Interface dataset entries

== Segment start ==

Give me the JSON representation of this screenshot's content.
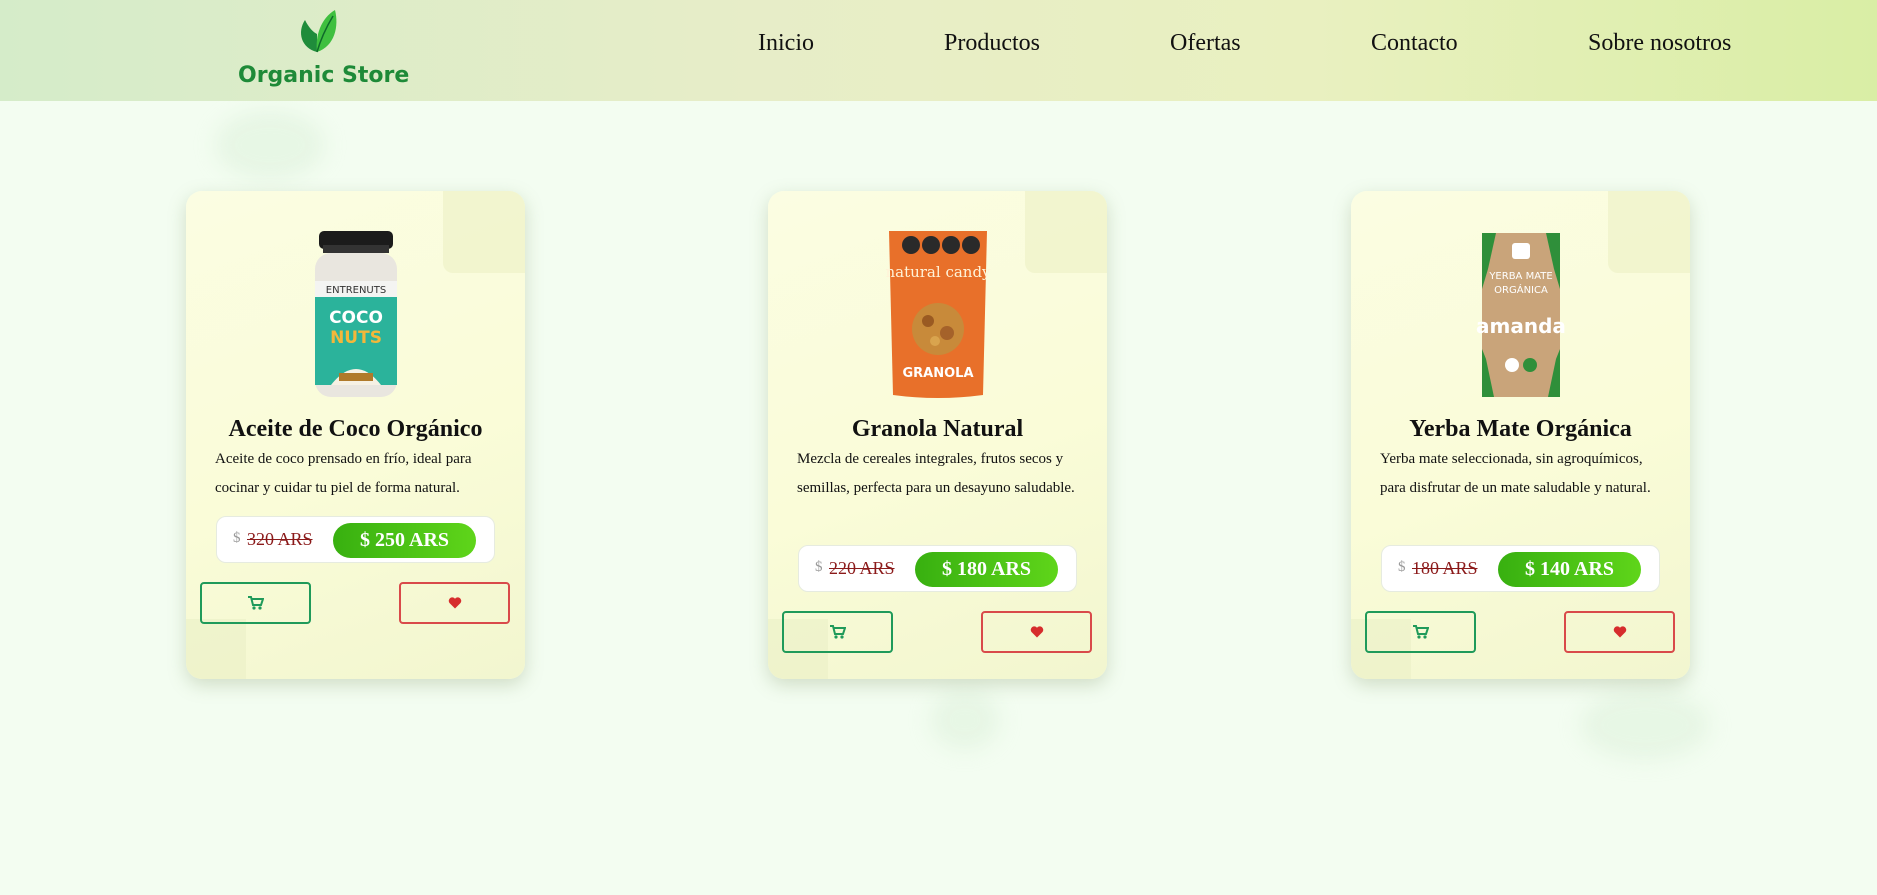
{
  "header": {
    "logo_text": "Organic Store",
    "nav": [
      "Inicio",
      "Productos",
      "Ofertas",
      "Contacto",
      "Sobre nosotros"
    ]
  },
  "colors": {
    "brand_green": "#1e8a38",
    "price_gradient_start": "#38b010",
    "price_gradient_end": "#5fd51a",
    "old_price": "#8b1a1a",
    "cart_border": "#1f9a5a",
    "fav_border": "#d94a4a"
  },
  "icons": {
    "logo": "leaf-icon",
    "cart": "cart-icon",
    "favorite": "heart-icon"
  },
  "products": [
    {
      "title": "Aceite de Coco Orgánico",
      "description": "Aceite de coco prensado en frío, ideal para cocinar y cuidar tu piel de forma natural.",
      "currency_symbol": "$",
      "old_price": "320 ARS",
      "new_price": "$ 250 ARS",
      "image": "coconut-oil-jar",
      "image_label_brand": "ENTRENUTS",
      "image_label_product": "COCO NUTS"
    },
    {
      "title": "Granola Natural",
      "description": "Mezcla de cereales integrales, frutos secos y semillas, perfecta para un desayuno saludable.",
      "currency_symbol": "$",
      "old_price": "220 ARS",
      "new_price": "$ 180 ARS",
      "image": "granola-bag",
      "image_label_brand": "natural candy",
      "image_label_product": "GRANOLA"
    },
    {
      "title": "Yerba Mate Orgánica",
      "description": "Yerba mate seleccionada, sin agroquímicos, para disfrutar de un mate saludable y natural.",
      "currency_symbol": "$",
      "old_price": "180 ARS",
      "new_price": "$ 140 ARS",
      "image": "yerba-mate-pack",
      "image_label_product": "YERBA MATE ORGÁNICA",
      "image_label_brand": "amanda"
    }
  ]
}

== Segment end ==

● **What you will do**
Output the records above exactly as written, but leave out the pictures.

● **Task answer**
Give me the JSON representation of this screenshot's content.
{
  "header": {
    "logo_text": "Organic Store",
    "nav": [
      "Inicio",
      "Productos",
      "Ofertas",
      "Contacto",
      "Sobre nosotros"
    ]
  },
  "colors": {
    "brand_green": "#1e8a38",
    "price_gradient_start": "#38b010",
    "price_gradient_end": "#5fd51a",
    "old_price": "#8b1a1a",
    "cart_border": "#1f9a5a",
    "fav_border": "#d94a4a"
  },
  "icons": {
    "logo": "leaf-icon",
    "cart": "cart-icon",
    "favorite": "heart-icon"
  },
  "products": [
    {
      "title": "Aceite de Coco Orgánico",
      "description": "Aceite de coco prensado en frío, ideal para cocinar y cuidar tu piel de forma natural.",
      "currency_symbol": "$",
      "old_price": "320 ARS",
      "new_price": "$ 250 ARS",
      "image": "coconut-oil-jar",
      "image_label_brand": "ENTRENUTS",
      "image_label_product": "COCO NUTS"
    },
    {
      "title": "Granola Natural",
      "description": "Mezcla de cereales integrales, frutos secos y semillas, perfecta para un desayuno saludable.",
      "currency_symbol": "$",
      "old_price": "220 ARS",
      "new_price": "$ 180 ARS",
      "image": "granola-bag",
      "image_label_brand": "natural candy",
      "image_label_product": "GRANOLA"
    },
    {
      "title": "Yerba Mate Orgánica",
      "description": "Yerba mate seleccionada, sin agroquímicos, para disfrutar de un mate saludable y natural.",
      "currency_symbol": "$",
      "old_price": "180 ARS",
      "new_price": "$ 140 ARS",
      "image": "yerba-mate-pack",
      "image_label_product": "YERBA MATE ORGÁNICA",
      "image_label_brand": "amanda"
    }
  ]
}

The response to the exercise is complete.